[Your task]: For the listing below, how many lines contain the word "title"? Answer with only that figure.

[Supplied records]:
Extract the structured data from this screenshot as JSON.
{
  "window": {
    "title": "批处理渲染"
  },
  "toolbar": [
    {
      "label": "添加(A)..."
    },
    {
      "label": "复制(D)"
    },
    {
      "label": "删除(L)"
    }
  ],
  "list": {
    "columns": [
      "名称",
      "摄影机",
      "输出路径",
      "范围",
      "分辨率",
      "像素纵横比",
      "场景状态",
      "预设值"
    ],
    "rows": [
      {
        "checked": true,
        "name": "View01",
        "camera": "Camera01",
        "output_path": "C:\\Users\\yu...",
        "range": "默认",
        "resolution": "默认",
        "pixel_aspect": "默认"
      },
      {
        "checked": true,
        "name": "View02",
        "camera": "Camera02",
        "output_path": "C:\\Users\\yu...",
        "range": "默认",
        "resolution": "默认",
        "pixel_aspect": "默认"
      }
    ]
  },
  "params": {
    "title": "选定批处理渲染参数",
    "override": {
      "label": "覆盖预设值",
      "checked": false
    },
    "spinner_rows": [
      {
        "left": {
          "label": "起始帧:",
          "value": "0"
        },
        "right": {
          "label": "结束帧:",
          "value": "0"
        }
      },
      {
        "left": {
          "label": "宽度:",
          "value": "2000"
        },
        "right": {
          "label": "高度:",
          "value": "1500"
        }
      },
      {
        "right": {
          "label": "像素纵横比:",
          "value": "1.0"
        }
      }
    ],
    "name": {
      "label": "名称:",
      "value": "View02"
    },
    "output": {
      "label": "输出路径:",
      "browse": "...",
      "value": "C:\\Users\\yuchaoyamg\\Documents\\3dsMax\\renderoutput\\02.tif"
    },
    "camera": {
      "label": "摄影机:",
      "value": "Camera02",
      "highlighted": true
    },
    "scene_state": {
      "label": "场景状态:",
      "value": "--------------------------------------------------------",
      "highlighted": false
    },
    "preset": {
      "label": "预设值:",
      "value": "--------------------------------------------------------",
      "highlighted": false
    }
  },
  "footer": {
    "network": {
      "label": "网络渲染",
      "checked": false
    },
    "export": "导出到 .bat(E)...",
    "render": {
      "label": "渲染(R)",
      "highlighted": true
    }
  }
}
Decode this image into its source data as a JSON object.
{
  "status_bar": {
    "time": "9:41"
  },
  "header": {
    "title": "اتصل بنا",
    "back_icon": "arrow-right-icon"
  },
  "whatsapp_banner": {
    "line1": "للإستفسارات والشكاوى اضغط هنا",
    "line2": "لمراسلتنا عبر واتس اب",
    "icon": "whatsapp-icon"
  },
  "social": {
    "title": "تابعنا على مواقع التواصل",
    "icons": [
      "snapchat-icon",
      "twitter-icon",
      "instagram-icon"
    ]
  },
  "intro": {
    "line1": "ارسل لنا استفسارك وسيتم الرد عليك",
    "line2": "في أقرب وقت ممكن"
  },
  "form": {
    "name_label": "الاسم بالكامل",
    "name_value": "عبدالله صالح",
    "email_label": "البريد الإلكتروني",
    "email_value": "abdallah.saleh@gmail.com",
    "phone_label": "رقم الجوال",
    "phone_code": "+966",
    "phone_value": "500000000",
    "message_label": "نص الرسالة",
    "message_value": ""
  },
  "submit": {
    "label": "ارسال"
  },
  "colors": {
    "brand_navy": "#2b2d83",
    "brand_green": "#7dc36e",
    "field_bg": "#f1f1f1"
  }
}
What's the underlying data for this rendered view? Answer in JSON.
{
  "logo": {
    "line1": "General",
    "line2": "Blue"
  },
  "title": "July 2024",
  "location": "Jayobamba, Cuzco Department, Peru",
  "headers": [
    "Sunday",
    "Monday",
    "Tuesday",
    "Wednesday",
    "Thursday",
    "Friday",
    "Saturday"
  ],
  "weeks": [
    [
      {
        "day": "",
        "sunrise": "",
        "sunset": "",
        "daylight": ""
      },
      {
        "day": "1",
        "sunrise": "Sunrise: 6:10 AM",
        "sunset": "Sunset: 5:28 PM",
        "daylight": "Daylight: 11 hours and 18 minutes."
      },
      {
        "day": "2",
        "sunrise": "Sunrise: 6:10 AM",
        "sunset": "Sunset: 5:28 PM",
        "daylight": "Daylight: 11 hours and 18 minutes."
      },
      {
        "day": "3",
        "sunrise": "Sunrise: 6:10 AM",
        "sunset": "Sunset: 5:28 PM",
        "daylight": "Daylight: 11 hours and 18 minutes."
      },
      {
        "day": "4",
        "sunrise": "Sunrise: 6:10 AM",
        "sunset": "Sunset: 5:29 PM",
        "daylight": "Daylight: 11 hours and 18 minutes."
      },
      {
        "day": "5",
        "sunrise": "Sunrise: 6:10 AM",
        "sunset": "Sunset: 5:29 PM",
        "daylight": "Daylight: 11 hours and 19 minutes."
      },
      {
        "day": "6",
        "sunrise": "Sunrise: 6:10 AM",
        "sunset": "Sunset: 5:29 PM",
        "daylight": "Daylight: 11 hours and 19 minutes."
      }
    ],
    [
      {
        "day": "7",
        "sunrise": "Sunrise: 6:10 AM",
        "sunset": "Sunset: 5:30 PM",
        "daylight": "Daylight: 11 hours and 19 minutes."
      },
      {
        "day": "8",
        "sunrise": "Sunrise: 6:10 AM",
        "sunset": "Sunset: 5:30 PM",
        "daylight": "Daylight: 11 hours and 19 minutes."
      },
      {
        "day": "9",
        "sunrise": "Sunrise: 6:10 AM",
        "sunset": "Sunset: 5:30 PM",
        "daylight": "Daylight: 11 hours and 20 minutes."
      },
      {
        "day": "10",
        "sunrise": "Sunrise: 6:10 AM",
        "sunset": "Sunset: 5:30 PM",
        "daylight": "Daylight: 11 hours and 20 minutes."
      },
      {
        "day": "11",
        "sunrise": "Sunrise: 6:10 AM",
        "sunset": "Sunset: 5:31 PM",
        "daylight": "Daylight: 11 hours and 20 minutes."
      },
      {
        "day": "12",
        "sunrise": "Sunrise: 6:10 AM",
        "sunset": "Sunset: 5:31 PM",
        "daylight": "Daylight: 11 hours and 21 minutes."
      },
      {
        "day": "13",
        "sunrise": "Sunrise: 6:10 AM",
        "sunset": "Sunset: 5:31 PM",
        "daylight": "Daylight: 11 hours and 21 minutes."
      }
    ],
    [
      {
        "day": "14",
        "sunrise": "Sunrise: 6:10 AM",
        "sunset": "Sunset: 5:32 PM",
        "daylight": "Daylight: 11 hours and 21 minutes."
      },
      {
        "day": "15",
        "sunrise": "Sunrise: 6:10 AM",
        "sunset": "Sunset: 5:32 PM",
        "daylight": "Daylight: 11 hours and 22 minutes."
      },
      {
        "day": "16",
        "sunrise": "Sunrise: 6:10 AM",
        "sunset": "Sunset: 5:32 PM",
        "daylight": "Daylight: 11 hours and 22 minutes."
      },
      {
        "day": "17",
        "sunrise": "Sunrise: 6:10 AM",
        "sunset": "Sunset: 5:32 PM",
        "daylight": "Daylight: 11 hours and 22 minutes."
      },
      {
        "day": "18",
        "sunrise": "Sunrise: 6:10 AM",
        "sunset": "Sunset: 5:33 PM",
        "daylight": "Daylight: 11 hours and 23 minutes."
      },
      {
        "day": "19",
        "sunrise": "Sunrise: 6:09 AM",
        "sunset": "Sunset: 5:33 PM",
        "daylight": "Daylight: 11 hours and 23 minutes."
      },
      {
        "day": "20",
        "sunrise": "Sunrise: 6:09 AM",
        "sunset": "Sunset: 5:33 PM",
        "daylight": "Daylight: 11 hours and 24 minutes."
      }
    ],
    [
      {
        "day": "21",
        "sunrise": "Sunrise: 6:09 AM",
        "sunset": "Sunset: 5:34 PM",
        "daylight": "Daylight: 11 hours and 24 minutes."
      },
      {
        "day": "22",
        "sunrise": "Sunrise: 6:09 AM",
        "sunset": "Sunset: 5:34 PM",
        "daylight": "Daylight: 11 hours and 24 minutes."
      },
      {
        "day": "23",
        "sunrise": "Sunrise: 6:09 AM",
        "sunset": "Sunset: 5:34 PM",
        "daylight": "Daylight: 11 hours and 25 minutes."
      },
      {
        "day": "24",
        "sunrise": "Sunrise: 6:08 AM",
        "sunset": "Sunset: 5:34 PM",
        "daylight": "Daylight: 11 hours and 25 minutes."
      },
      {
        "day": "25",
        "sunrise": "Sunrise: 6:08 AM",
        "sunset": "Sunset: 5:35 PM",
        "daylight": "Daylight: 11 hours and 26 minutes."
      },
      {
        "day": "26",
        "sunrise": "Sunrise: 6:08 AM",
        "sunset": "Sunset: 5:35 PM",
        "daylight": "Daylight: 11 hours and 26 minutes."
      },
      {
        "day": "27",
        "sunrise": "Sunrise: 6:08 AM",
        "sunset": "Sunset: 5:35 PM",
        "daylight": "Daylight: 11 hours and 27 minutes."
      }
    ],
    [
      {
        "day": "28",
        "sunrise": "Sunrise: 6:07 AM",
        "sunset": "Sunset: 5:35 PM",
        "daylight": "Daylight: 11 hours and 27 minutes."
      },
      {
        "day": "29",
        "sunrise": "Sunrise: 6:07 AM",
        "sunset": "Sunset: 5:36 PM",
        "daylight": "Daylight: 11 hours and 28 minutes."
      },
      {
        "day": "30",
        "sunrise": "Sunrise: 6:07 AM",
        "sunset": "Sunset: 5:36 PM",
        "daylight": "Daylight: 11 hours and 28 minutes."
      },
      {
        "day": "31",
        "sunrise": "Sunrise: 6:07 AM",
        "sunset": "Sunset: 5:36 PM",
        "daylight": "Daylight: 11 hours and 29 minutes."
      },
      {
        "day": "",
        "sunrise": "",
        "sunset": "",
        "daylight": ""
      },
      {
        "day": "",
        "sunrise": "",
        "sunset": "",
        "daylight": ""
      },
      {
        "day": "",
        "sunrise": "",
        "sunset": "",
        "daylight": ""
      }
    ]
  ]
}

[Solution to this task]: 5